What you will do: Extract all of the entries and set them down verbatim.
-- Dataset entries follows --
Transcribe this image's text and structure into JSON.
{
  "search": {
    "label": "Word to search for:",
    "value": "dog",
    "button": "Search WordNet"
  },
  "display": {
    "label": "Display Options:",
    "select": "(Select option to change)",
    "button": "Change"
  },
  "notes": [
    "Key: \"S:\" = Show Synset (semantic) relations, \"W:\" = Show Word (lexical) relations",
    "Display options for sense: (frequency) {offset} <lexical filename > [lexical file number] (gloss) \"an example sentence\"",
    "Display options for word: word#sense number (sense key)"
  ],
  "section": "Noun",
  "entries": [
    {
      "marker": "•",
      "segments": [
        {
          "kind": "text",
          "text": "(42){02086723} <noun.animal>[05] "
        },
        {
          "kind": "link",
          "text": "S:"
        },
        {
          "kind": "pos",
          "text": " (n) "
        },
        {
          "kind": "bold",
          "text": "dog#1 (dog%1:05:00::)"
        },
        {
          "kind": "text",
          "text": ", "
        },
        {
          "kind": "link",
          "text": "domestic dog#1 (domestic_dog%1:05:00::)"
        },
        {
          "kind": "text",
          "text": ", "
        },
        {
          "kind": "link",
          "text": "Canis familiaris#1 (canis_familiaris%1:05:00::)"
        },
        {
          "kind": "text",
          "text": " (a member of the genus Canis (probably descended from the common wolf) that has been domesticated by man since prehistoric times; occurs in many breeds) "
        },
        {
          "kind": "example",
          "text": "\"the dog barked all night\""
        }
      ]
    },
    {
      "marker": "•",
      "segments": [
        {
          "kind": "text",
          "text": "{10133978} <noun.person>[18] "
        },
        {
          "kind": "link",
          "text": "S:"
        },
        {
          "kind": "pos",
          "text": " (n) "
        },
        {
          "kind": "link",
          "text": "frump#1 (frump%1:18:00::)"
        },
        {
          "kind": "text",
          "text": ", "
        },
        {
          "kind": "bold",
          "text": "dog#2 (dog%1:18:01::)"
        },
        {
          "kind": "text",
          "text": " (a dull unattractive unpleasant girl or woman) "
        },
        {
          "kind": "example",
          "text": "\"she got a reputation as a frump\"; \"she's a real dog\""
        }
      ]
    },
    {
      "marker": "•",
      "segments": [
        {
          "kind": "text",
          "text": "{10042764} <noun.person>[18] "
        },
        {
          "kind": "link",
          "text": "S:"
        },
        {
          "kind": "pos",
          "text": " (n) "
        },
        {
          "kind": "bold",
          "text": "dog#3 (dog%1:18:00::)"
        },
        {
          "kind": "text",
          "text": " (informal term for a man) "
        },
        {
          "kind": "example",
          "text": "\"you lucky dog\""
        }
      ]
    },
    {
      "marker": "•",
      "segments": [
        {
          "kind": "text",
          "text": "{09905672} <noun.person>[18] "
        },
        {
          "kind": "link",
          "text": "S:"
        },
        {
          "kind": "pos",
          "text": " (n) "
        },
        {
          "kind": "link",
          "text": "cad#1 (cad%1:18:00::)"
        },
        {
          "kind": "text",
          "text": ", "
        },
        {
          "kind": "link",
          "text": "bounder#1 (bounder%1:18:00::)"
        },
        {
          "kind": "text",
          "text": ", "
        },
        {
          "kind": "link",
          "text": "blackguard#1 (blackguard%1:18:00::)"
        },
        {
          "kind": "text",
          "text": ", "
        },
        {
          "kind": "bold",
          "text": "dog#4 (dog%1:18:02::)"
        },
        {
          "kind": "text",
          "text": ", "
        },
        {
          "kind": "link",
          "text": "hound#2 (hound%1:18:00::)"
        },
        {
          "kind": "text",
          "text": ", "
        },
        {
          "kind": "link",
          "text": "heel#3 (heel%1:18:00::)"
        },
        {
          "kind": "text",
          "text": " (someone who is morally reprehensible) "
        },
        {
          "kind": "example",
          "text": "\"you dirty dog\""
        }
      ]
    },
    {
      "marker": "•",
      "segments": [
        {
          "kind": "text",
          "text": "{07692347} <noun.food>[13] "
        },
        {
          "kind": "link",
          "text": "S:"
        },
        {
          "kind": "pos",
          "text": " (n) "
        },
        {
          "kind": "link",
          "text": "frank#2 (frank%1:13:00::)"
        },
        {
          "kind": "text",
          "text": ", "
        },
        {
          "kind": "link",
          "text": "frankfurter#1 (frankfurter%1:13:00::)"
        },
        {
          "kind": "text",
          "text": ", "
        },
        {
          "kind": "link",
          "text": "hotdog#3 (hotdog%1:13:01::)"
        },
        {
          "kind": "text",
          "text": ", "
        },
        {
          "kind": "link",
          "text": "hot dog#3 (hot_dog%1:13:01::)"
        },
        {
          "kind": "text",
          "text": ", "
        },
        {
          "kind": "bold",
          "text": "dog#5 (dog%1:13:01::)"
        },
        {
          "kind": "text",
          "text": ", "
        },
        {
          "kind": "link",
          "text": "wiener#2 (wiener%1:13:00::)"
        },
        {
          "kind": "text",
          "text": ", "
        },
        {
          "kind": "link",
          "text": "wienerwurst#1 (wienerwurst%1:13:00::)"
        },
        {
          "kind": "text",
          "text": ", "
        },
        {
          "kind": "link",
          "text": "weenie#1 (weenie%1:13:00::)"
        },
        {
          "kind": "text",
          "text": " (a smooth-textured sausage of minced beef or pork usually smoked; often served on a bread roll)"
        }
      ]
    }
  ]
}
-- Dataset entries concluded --
Task response:
Transcribe this image's text and structure into JSON.
{
  "search": {
    "label": "Word to search for:",
    "value": "dog",
    "button": "Search WordNet"
  },
  "display": {
    "label": "Display Options:",
    "select": "(Select option to change)",
    "button": "Change"
  },
  "notes": [
    "Key: \"S:\" = Show Synset (semantic) relations, \"W:\" = Show Word (lexical) relations",
    "Display options for sense: (frequency) {offset} <lexical filename > [lexical file number] (gloss) \"an example sentence\"",
    "Display options for word: word#sense number (sense key)"
  ],
  "section": "Noun",
  "entries": [
    {
      "marker": "•",
      "segments": [
        {
          "kind": "text",
          "text": "(42){02086723} <noun.animal>[05] "
        },
        {
          "kind": "link",
          "text": "S:"
        },
        {
          "kind": "pos",
          "text": " (n) "
        },
        {
          "kind": "bold",
          "text": "dog#1 (dog%1:05:00::)"
        },
        {
          "kind": "text",
          "text": ", "
        },
        {
          "kind": "link",
          "text": "domestic dog#1 (domestic_dog%1:05:00::)"
        },
        {
          "kind": "text",
          "text": ", "
        },
        {
          "kind": "link",
          "text": "Canis familiaris#1 (canis_familiaris%1:05:00::)"
        },
        {
          "kind": "text",
          "text": " (a member of the genus Canis (probably descended from the common wolf) that has been domesticated by man since prehistoric times; occurs in many breeds) "
        },
        {
          "kind": "example",
          "text": "\"the dog barked all night\""
        }
      ]
    },
    {
      "marker": "•",
      "segments": [
        {
          "kind": "text",
          "text": "{10133978} <noun.person>[18] "
        },
        {
          "kind": "link",
          "text": "S:"
        },
        {
          "kind": "pos",
          "text": " (n) "
        },
        {
          "kind": "link",
          "text": "frump#1 (frump%1:18:00::)"
        },
        {
          "kind": "text",
          "text": ", "
        },
        {
          "kind": "bold",
          "text": "dog#2 (dog%1:18:01::)"
        },
        {
          "kind": "text",
          "text": " (a dull unattractive unpleasant girl or woman) "
        },
        {
          "kind": "example",
          "text": "\"she got a reputation as a frump\"; \"she's a real dog\""
        }
      ]
    },
    {
      "marker": "•",
      "segments": [
        {
          "kind": "text",
          "text": "{10042764} <noun.person>[18] "
        },
        {
          "kind": "link",
          "text": "S:"
        },
        {
          "kind": "pos",
          "text": " (n) "
        },
        {
          "kind": "bold",
          "text": "dog#3 (dog%1:18:00::)"
        },
        {
          "kind": "text",
          "text": " (informal term for a man) "
        },
        {
          "kind": "example",
          "text": "\"you lucky dog\""
        }
      ]
    },
    {
      "marker": "•",
      "segments": [
        {
          "kind": "text",
          "text": "{09905672} <noun.person>[18] "
        },
        {
          "kind": "link",
          "text": "S:"
        },
        {
          "kind": "pos",
          "text": " (n) "
        },
        {
          "kind": "link",
          "text": "cad#1 (cad%1:18:00::)"
        },
        {
          "kind": "text",
          "text": ", "
        },
        {
          "kind": "link",
          "text": "bounder#1 (bounder%1:18:00::)"
        },
        {
          "kind": "text",
          "text": ", "
        },
        {
          "kind": "link",
          "text": "blackguard#1 (blackguard%1:18:00::)"
        },
        {
          "kind": "text",
          "text": ", "
        },
        {
          "kind": "bold",
          "text": "dog#4 (dog%1:18:02::)"
        },
        {
          "kind": "text",
          "text": ", "
        },
        {
          "kind": "link",
          "text": "hound#2 (hound%1:18:00::)"
        },
        {
          "kind": "text",
          "text": ", "
        },
        {
          "kind": "link",
          "text": "heel#3 (heel%1:18:00::)"
        },
        {
          "kind": "text",
          "text": " (someone who is morally reprehensible) "
        },
        {
          "kind": "example",
          "text": "\"you dirty dog\""
        }
      ]
    },
    {
      "marker": "•",
      "segments": [
        {
          "kind": "text",
          "text": "{07692347} <noun.food>[13] "
        },
        {
          "kind": "link",
          "text": "S:"
        },
        {
          "kind": "pos",
          "text": " (n) "
        },
        {
          "kind": "link",
          "text": "frank#2 (frank%1:13:00::)"
        },
        {
          "kind": "text",
          "text": ", "
        },
        {
          "kind": "link",
          "text": "frankfurter#1 (frankfurter%1:13:00::)"
        },
        {
          "kind": "text",
          "text": ", "
        },
        {
          "kind": "link",
          "text": "hotdog#3 (hotdog%1:13:01::)"
        },
        {
          "kind": "text",
          "text": ", "
        },
        {
          "kind": "link",
          "text": "hot dog#3 (hot_dog%1:13:01::)"
        },
        {
          "kind": "text",
          "text": ", "
        },
        {
          "kind": "bold",
          "text": "dog#5 (dog%1:13:01::)"
        },
        {
          "kind": "text",
          "text": ", "
        },
        {
          "kind": "link",
          "text": "wiener#2 (wiener%1:13:00::)"
        },
        {
          "kind": "text",
          "text": ", "
        },
        {
          "kind": "link",
          "text": "wienerwurst#1 (wienerwurst%1:13:00::)"
        },
        {
          "kind": "text",
          "text": ", "
        },
        {
          "kind": "link",
          "text": "weenie#1 (weenie%1:13:00::)"
        },
        {
          "kind": "text",
          "text": " (a smooth-textured sausage of minced beef or pork usually smoked; often served on a bread roll)"
        }
      ]
    }
  ]
}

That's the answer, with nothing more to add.